#### What is expected
From the entries, return every line where the string "Items" shows up.

--- Data provided Enclosed Below ---

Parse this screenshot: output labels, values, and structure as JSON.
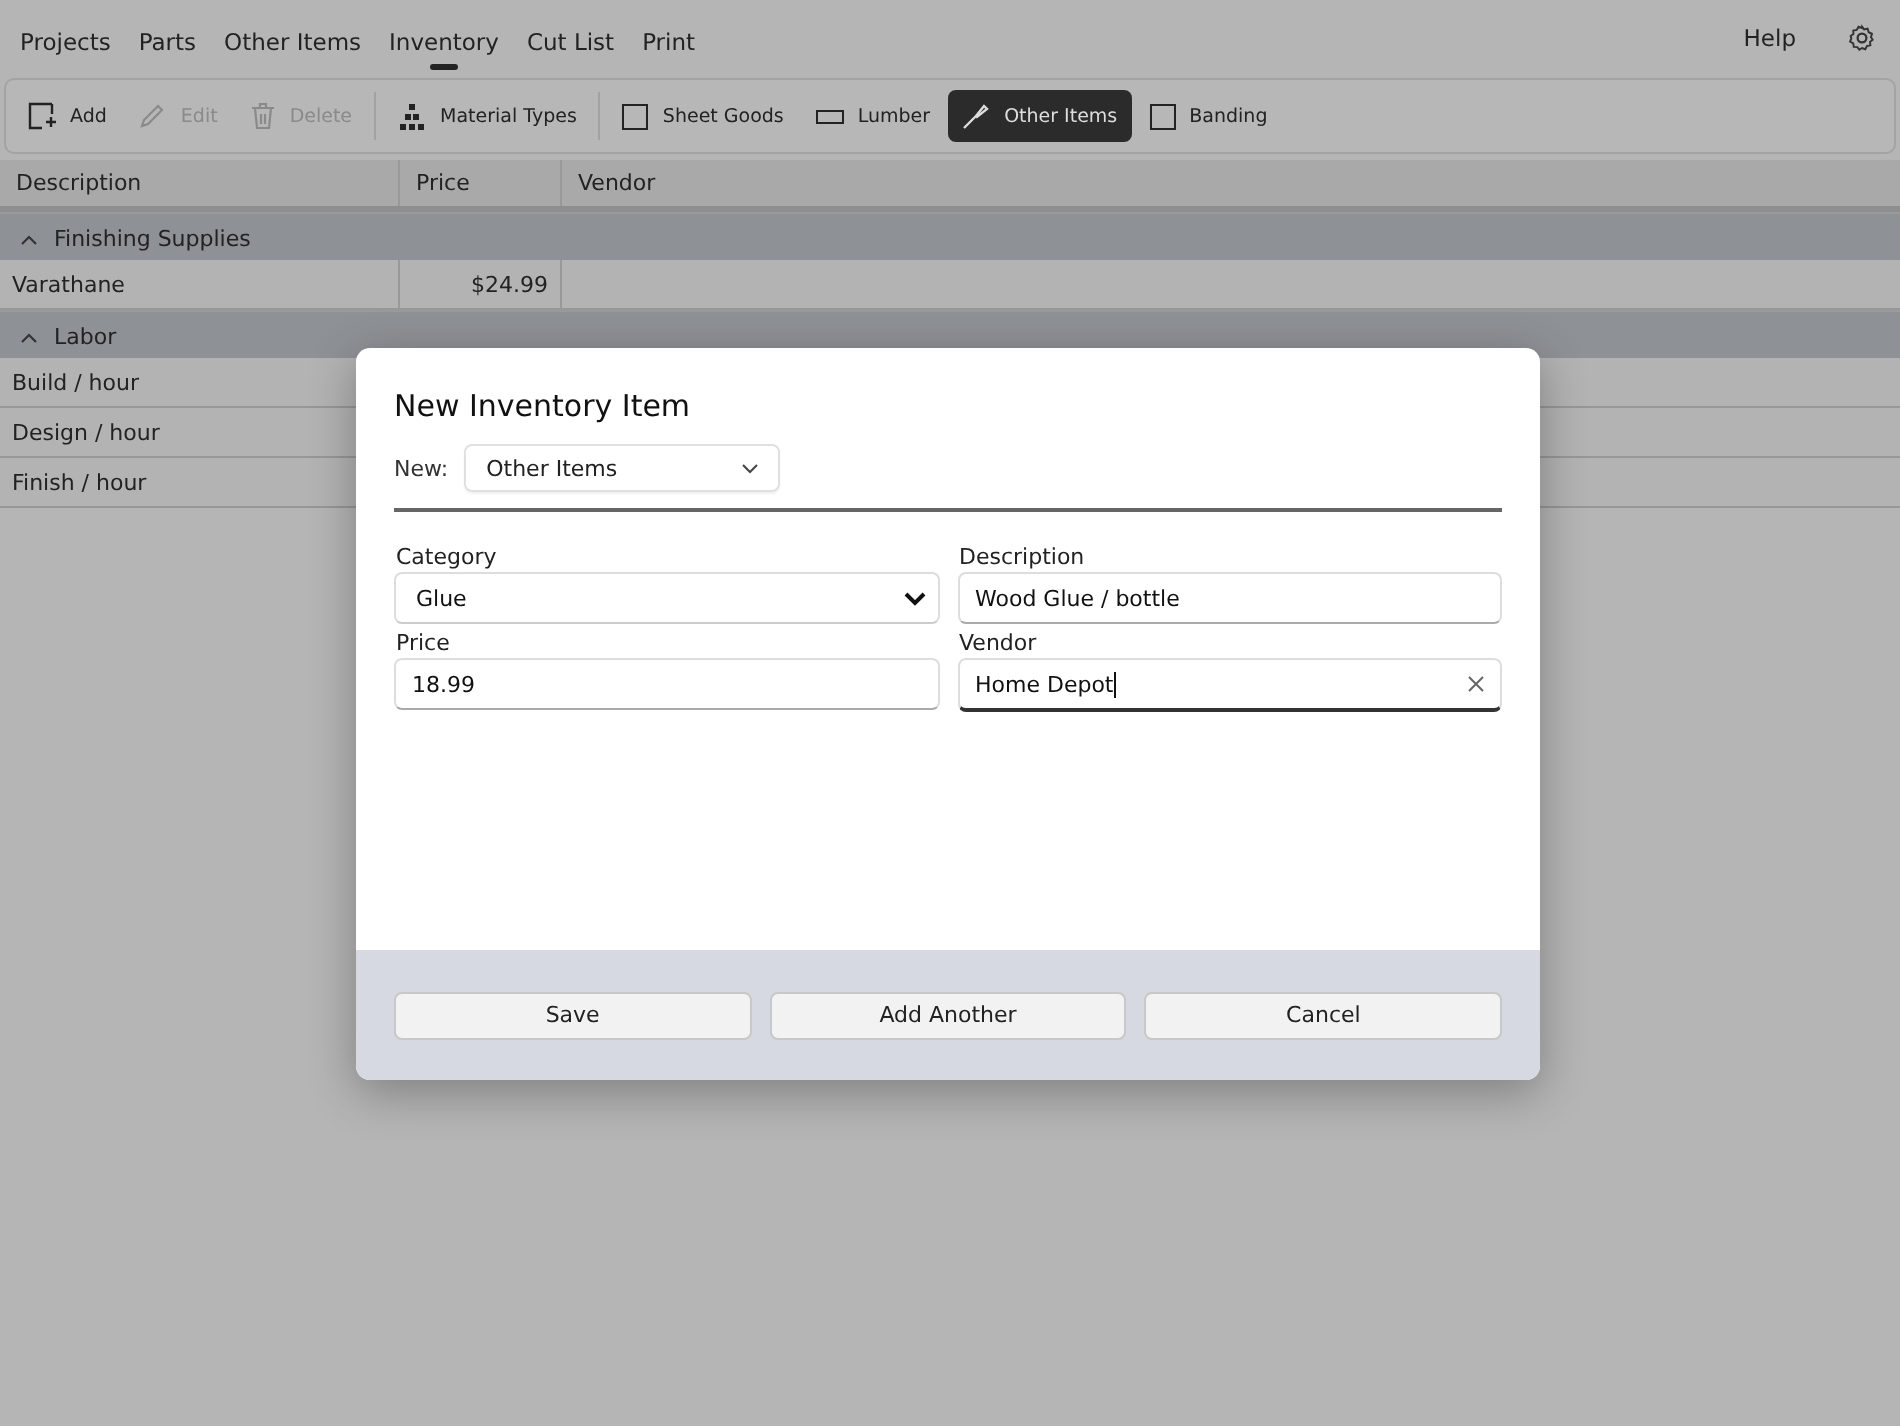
{
  "nav": {
    "tabs": [
      {
        "label": "Projects",
        "selected": false
      },
      {
        "label": "Parts",
        "selected": false
      },
      {
        "label": "Other Items",
        "selected": false
      },
      {
        "label": "Inventory",
        "selected": true
      },
      {
        "label": "Cut List",
        "selected": false
      },
      {
        "label": "Print",
        "selected": false
      }
    ],
    "help": "Help"
  },
  "toolbar": {
    "groups": [
      [
        {
          "label": "Add",
          "disabled": false,
          "selected": false
        },
        {
          "label": "Edit",
          "disabled": true,
          "selected": false
        },
        {
          "label": "Delete",
          "disabled": true,
          "selected": false
        }
      ],
      [
        {
          "label": "Material Types",
          "disabled": false,
          "selected": false
        }
      ],
      [
        {
          "label": "Sheet Goods",
          "disabled": false,
          "selected": false
        },
        {
          "label": "Lumber",
          "disabled": false,
          "selected": false
        },
        {
          "label": "Other Items",
          "disabled": false,
          "selected": true
        },
        {
          "label": "Banding",
          "disabled": false,
          "selected": false
        }
      ]
    ]
  },
  "table": {
    "columns": [
      "Description",
      "Price",
      "Vendor"
    ],
    "groups": [
      {
        "label": "Finishing Supplies",
        "expanded": true,
        "rows": [
          {
            "cells": [
              "Varathane",
              "$24.99"
            ]
          }
        ]
      },
      {
        "label": "Labor",
        "expanded": true,
        "rows": [
          {
            "cells": [
              "Build / hour"
            ]
          },
          {
            "cells": [
              "Design / hour"
            ]
          },
          {
            "cells": [
              "Finish / hour"
            ]
          }
        ]
      }
    ]
  },
  "dialog": {
    "title": "New Inventory Item",
    "new_label": "New:",
    "new_value": "Other Items",
    "fields": [
      {
        "kind": "select",
        "label": "Category",
        "value": "Glue",
        "focused": false
      },
      {
        "kind": "text",
        "label": "Description",
        "value": "Wood Glue / bottle",
        "focused": false
      },
      {
        "kind": "text",
        "label": "Price",
        "value": "18.99",
        "focused": false
      },
      {
        "kind": "clearable",
        "label": "Vendor",
        "value": "Home Depot",
        "focused": true
      }
    ],
    "buttons": [
      "Save",
      "Add Another",
      "Cancel"
    ]
  }
}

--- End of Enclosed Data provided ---

#### Reply to the task
        "label": "Other Items",
          "label": "Other Items",
    "new_value": "Other Items",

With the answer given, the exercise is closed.